Columbine (Aquilegia sp.) has lived here at Our Little Acre as long as I can remember. I'm not sure I would have noticed them in the early days, when I wasn't a "real" gardener, except that they have always been one of Romie's favorite flowers. He has an artistic gene that makes him appreciate the intricacies of things of nature, and the wide variation in columbines did not escape his attention.
And then I began to appreciate gardening in general and columbines in particular. We shared the love of them and I started planting them here and there. Today, they pop up here, there, and everywhere, in all colors and forms, and well, because they're prone to do that if you let them self-seed and we both love them, we couldn't be happier about it.
Columbine are an interesting lot. They're notorious change artists. I've never planted a single white columbine, yet a couple different ones now grow here. One in particular began its life as mauve. And then one spring it bloomed pure white and has remained that way.

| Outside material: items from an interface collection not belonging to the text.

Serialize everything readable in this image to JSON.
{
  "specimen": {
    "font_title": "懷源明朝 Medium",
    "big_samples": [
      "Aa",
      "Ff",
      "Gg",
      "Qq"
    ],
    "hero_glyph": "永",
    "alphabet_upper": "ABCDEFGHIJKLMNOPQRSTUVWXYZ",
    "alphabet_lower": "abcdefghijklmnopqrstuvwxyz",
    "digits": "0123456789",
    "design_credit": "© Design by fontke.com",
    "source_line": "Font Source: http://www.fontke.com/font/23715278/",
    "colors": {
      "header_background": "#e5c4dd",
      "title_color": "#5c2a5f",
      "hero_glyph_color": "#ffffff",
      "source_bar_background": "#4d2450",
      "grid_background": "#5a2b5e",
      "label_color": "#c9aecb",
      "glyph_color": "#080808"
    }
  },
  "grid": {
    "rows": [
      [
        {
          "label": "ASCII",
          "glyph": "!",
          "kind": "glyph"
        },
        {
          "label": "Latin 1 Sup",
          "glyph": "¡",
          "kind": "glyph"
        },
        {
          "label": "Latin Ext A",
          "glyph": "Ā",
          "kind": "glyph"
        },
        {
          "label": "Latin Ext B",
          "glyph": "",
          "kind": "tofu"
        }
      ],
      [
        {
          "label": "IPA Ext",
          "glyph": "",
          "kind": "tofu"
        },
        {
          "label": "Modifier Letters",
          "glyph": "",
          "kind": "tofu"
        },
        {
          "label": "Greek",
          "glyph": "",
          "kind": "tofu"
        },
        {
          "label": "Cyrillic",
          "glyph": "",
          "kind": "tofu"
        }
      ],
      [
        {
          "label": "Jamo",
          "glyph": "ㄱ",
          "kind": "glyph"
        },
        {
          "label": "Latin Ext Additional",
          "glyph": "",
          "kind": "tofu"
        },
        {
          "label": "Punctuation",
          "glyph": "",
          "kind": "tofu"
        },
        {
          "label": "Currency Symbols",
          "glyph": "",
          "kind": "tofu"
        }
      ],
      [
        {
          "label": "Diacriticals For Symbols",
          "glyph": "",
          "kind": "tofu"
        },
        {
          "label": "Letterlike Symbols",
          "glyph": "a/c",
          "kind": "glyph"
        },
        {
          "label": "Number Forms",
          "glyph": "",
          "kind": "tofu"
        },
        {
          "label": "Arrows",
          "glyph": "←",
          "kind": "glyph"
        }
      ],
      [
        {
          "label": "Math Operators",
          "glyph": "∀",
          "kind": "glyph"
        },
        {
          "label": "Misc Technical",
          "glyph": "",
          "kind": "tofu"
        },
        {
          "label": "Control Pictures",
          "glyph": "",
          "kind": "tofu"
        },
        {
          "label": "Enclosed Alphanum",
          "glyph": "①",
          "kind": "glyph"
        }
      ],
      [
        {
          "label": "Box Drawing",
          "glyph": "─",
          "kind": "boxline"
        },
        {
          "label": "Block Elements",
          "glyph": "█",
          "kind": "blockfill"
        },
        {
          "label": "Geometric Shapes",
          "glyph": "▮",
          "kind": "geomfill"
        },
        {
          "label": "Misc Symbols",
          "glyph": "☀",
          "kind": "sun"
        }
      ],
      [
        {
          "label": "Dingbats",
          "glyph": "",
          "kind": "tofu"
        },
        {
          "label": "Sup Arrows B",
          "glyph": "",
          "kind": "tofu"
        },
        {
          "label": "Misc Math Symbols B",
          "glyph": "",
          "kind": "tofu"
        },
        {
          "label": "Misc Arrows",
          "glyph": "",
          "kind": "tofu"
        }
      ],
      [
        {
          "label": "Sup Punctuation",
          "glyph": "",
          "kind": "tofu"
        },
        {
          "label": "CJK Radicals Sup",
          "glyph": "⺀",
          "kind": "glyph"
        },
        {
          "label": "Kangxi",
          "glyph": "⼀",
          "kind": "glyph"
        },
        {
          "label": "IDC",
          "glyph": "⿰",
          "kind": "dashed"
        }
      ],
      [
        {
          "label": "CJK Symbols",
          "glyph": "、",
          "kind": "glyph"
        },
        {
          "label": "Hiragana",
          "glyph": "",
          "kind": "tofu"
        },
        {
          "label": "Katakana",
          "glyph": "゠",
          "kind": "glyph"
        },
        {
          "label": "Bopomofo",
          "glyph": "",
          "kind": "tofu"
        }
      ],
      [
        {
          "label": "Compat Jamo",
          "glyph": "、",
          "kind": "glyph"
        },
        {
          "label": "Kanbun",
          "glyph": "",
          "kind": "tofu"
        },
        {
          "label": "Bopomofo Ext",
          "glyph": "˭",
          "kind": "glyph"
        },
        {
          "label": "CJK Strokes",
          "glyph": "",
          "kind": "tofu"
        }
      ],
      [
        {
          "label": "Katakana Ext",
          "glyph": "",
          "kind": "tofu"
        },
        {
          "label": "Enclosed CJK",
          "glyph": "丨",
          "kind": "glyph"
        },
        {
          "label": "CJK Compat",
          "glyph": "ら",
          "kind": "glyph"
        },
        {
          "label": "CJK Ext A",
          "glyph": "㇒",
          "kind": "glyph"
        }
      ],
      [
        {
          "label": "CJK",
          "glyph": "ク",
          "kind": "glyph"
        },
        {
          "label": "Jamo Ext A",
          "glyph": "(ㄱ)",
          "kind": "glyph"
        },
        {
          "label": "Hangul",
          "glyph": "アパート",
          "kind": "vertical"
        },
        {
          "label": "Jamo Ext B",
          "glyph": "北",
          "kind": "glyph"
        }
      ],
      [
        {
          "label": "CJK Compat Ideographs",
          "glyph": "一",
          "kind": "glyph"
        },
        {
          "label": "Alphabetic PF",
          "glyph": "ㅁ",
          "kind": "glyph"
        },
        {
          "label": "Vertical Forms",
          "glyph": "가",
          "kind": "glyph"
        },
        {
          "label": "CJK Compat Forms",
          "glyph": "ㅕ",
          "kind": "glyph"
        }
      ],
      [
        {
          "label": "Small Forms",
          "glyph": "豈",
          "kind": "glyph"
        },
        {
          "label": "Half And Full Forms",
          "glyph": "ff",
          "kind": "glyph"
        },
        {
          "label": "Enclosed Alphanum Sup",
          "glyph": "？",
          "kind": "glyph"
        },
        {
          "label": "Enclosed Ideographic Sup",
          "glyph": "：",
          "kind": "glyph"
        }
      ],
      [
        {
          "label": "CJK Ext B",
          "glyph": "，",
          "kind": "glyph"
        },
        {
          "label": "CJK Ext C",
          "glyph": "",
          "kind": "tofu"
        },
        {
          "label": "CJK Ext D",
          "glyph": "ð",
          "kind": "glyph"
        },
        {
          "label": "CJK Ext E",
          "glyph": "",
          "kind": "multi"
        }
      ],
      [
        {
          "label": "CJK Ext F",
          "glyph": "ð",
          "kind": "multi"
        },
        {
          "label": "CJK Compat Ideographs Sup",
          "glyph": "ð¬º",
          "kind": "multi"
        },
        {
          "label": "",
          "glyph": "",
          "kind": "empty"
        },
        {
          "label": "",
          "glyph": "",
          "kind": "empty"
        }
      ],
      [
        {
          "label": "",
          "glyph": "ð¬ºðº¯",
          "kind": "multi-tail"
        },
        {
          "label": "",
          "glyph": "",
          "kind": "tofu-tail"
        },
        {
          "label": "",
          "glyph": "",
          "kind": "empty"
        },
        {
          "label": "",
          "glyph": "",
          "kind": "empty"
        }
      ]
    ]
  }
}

They are really good at cross-pollinating and self-hybridizing, thus creating seed that produces an entirely different color than either of its parents. This is quite alright with me.
|If you look closely, these white blooms are streaked with lavender. They're|
really beautiful and are the result of random hybridization.
I've found that the newer hybrid columbines seem to be more stable in my garden, such as 'Clementine Salmon Rose', which I've had for several years now and it's stayed true to form. It even self-seeded this past year and the offspring is identical to the parent plant.
|'Clementine Salmon Rose'|
Columbines can be short-lived perennials, sometimes only living two to three years, so I let most of mine go to seed so that I'm assured of always having them. They're enjoying their place in the sun right now and both Romie and I are appreciating every day of their "granny bonnet' blooms.
|These purple columbine blooms compliment 'About Face' rose.|
When planting columbines from seed, you can plant them when the plant would naturally drop seed, in June or July, when the seed is fresh, or wait a bit later in the fall. They need light to germinate, so sprinkling them on the ground and pressing them in works best.
They also need a few weeks of cold treatment for germination, then will produce plants the following spring that will grow large enough to bloom. In some cases, the cool nights of fall will be enough for seedlings to grow before truly cold weather sets in. Most columbines are cold hardy to Zone 3.
|'Winky Blue and White'|